- Utilize non-verbal communication, humor, and/or relaxation techniques
- Use Communication aids: picture book, text to speech
- Be patient, give time to respond to questions or directions, don’t rush, don’t offer words or finish sentences unless given permission
- Simplify your language:
- Don’t rationalize –may not be capable
- Don’t talk too much, makes you sound nervous – can lead to paranoia
- Use simple words, not euphemisms or slang, use concrete statements
- Avoid questions Use body language as alternative
- Create scenarios that highlight the person’s sense of choice and control
- Limit questions to 3 options
- Limit to serial yes/no ( ex: Would you like eggs? Would you like toast?)
- Allow refusal without arguing
- If the person is in no state to calmly communicate,
- Quit and come back later
- Pay close attention to person’s body language and emotional state
- Wait for adrenal reaction to subside (15-20 minutes)
- Redirect their attention:
- Draw attention to something in the present, that the person can see

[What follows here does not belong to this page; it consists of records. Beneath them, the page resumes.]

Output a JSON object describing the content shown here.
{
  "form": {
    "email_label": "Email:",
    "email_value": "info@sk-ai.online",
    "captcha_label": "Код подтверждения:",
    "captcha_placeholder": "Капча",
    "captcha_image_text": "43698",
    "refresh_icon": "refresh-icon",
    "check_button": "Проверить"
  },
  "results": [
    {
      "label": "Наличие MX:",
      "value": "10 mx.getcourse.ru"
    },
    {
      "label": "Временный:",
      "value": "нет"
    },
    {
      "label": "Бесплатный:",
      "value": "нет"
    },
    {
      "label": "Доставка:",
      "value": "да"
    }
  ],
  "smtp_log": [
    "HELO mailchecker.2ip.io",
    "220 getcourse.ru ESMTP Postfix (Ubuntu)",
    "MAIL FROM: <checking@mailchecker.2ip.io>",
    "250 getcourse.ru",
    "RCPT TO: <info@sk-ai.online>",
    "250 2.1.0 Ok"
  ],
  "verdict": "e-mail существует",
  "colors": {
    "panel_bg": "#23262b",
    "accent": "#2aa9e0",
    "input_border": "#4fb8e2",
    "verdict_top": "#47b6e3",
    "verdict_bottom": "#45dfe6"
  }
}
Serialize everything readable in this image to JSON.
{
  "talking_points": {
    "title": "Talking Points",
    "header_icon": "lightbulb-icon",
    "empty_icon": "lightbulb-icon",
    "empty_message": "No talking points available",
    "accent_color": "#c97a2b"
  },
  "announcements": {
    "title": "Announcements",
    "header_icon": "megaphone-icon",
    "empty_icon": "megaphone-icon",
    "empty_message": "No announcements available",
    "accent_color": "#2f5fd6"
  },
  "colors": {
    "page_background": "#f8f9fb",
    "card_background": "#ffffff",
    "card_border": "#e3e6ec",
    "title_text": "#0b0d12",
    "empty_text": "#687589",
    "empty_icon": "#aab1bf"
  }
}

- Talk about something the person enjoys
- Use a food or activity
- Use the “Habilitation Approach”
- Enter the client’s reality
- Don’t argue or challenge their reality, perception, or statements
- Avoid questioning or quizzing
- GOAL: use mood to bring about a person’s ability to live to their potential
- Create positive emotions
- Use a sense of humor, empathy, music appreciation, and sensory experiences to engage someone’s ability to be in the moment
- Establish a routine
You cannot expect the person to change. Instead, what about the routine, schedule, or environment can we change to accommodate this person and avoid triggers?
What can we do to proactively set the person at ease?
- Love and belonging – more likely to say yes to people we like
- Common, compliment, collaborate
- Change the physical environment to provide cues
- Don’t attempt to change their mood while you’re in a bad one- destress yourself first, then return to the situation